# To do
Scan the records below for the word "Динамический" and give only the number of lines that hold it.

# Input for this task
..........
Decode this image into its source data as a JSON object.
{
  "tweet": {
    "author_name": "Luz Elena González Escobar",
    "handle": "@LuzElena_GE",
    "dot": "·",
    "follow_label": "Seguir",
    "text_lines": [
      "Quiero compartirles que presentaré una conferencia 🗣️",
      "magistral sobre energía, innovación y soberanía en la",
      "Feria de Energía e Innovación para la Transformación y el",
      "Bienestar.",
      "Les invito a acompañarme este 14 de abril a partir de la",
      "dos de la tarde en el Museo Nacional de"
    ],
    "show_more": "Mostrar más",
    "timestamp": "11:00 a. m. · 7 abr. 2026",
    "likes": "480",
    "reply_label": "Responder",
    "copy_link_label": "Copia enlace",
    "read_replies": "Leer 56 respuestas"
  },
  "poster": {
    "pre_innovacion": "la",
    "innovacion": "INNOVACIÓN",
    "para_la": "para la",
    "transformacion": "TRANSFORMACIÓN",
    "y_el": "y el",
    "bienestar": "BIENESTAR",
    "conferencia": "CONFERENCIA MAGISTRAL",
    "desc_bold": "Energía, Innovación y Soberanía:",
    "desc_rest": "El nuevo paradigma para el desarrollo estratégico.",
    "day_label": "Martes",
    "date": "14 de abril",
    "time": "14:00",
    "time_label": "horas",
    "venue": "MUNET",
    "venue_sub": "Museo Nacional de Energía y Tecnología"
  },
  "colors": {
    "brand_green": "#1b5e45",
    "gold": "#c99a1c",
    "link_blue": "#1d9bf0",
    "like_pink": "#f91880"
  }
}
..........
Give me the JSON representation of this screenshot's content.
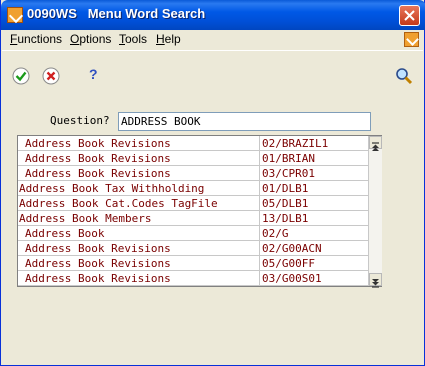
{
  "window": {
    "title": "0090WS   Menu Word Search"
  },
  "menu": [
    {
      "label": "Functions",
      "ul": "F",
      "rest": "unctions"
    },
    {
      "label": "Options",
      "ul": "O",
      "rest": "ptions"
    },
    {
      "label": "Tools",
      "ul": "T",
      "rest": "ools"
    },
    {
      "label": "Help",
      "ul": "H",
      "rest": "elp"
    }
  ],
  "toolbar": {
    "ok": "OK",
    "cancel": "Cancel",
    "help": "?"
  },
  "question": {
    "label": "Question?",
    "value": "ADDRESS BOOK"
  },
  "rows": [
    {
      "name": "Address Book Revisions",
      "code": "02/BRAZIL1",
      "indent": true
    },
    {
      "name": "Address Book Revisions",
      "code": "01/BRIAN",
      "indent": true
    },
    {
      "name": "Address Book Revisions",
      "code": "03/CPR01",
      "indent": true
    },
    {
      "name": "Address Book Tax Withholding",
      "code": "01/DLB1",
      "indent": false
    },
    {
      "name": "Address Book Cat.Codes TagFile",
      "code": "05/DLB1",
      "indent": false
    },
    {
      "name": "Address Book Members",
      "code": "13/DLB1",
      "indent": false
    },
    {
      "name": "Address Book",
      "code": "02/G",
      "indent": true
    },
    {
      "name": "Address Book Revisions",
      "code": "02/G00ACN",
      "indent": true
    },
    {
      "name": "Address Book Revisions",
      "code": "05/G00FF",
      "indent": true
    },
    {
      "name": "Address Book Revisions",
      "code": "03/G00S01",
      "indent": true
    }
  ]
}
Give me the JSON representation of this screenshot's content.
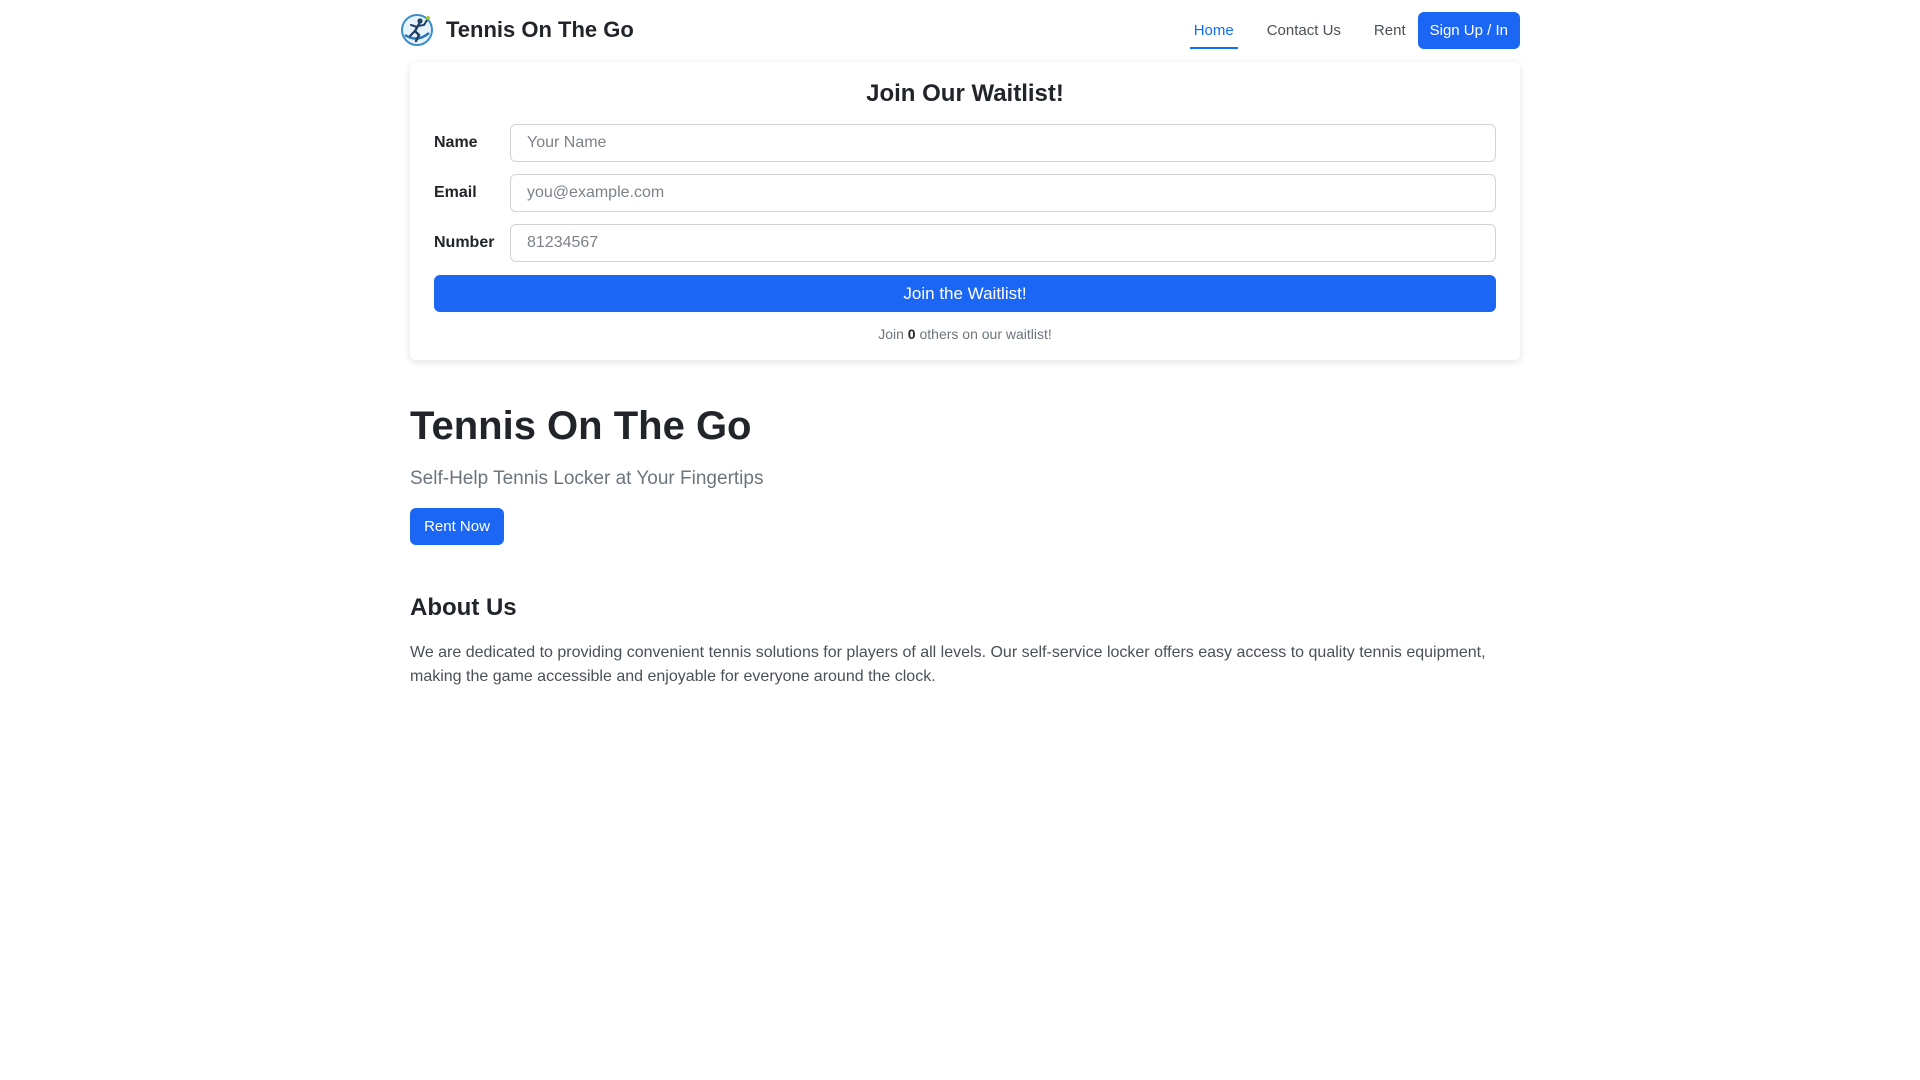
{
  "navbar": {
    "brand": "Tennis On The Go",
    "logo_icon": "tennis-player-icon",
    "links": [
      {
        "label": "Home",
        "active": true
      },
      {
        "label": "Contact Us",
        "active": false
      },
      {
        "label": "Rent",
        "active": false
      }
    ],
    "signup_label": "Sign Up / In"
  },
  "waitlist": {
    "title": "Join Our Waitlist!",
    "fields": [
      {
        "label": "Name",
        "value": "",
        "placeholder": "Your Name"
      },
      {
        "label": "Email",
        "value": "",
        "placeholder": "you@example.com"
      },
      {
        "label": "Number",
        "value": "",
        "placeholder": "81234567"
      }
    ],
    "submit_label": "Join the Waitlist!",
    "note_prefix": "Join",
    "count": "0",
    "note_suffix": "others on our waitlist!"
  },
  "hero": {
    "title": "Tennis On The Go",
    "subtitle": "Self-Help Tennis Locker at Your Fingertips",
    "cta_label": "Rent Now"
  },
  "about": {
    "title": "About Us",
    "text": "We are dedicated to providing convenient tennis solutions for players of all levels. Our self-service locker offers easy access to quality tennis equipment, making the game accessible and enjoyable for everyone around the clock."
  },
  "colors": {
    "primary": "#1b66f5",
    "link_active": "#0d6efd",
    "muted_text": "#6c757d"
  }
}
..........
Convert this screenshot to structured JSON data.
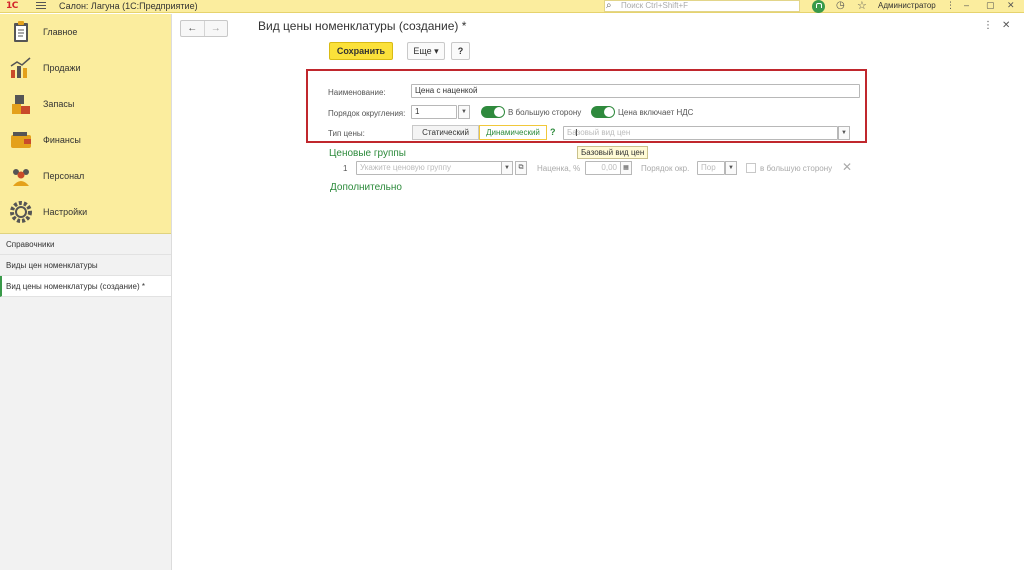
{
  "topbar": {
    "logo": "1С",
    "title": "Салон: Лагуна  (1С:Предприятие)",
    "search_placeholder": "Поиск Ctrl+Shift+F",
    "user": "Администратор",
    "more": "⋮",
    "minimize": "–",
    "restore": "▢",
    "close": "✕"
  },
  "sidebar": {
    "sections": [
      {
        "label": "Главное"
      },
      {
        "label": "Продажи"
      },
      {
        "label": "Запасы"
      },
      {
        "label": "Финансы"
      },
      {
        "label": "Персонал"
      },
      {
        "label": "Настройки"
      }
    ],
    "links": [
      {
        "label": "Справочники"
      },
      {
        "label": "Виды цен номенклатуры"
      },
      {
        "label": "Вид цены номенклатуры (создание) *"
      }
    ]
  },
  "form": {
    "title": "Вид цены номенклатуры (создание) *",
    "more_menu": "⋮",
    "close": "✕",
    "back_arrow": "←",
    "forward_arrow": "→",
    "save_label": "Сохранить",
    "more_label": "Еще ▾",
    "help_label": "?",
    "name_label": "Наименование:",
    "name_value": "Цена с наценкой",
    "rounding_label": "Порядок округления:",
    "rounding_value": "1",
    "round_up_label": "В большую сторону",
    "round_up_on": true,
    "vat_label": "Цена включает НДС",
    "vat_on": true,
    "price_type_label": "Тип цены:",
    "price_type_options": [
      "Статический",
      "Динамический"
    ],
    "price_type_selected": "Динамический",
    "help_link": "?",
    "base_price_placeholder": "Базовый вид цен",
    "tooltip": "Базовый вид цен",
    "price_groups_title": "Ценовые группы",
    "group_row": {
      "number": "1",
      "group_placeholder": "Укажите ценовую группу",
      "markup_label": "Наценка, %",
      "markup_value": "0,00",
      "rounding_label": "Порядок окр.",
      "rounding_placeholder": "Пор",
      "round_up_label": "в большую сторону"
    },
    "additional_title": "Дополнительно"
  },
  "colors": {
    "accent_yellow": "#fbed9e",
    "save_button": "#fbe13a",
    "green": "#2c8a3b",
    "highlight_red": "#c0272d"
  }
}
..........
# Result
2